:: Data extract ::

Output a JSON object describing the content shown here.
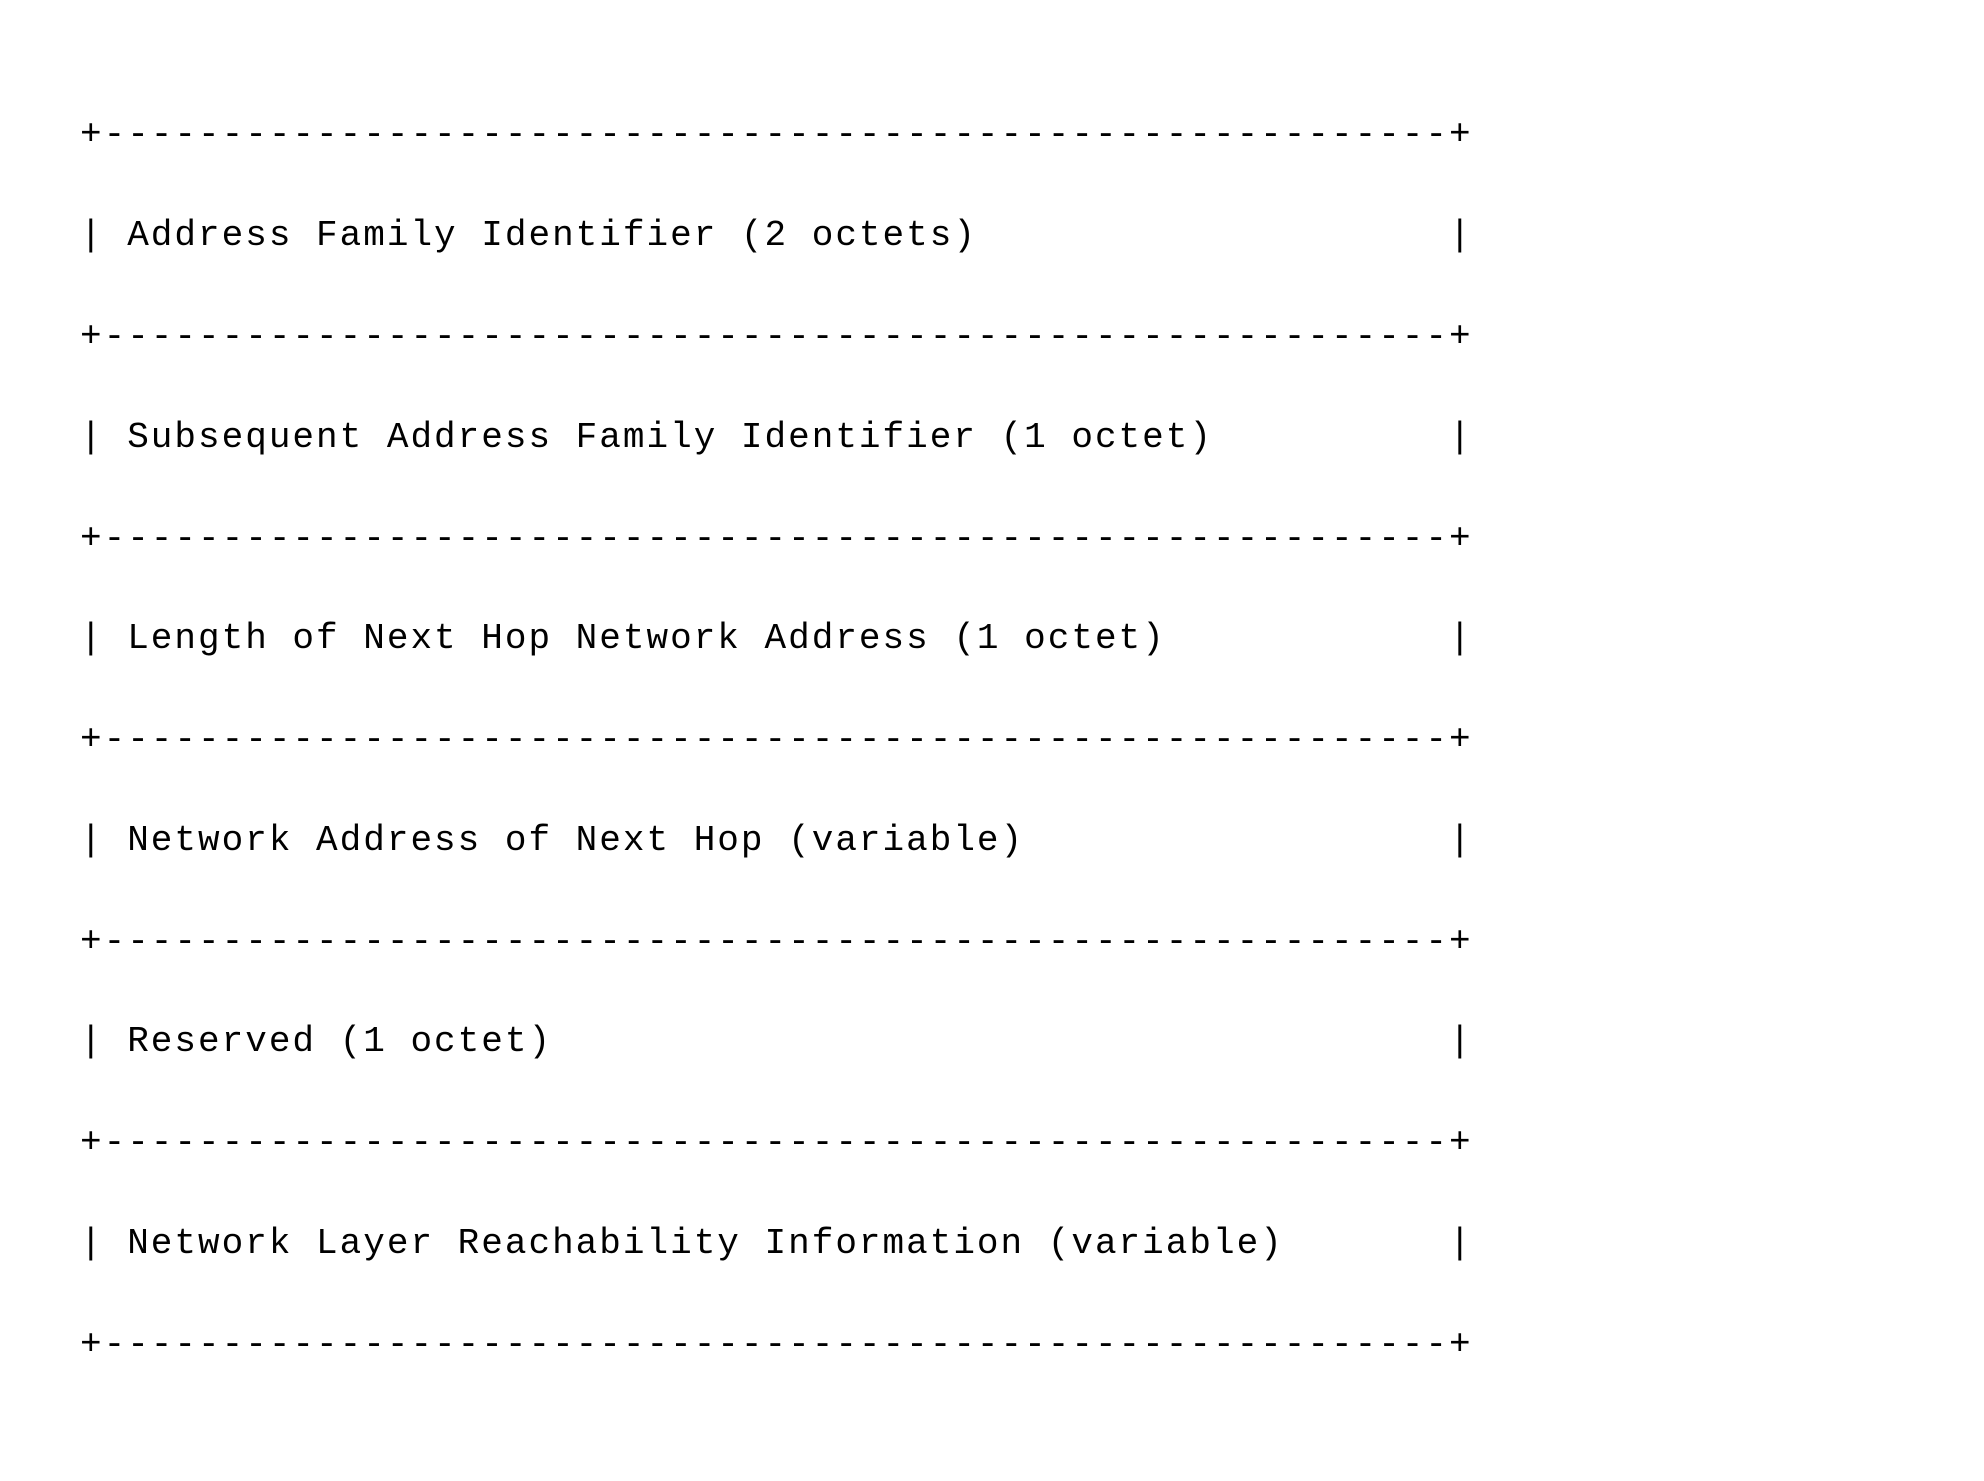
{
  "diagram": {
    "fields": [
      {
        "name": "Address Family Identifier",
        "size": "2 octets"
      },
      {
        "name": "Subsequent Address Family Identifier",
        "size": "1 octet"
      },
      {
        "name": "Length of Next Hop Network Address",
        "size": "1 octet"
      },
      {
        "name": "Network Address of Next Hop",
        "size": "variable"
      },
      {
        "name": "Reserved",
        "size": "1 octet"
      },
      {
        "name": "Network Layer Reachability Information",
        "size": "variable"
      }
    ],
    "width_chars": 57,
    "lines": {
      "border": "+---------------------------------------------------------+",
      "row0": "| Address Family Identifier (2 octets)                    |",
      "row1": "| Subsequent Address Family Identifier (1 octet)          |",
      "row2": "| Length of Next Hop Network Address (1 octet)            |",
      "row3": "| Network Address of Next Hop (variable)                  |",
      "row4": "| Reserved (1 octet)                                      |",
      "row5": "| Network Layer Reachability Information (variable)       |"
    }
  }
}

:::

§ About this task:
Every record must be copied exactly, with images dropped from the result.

§ Completed exercise:
Output a JSON object describing the content shown here.
{
  "diagram": {
    "fields": [
      {
        "name": "Address Family Identifier",
        "size": "2 octets"
      },
      {
        "name": "Subsequent Address Family Identifier",
        "size": "1 octet"
      },
      {
        "name": "Length of Next Hop Network Address",
        "size": "1 octet"
      },
      {
        "name": "Network Address of Next Hop",
        "size": "variable"
      },
      {
        "name": "Reserved",
        "size": "1 octet"
      },
      {
        "name": "Network Layer Reachability Information",
        "size": "variable"
      }
    ],
    "width_chars": 57,
    "lines": {
      "border": "+---------------------------------------------------------+",
      "row0": "| Address Family Identifier (2 octets)                    |",
      "row1": "| Subsequent Address Family Identifier (1 octet)          |",
      "row2": "| Length of Next Hop Network Address (1 octet)            |",
      "row3": "| Network Address of Next Hop (variable)                  |",
      "row4": "| Reserved (1 octet)                                      |",
      "row5": "| Network Layer Reachability Information (variable)       |"
    }
  }
}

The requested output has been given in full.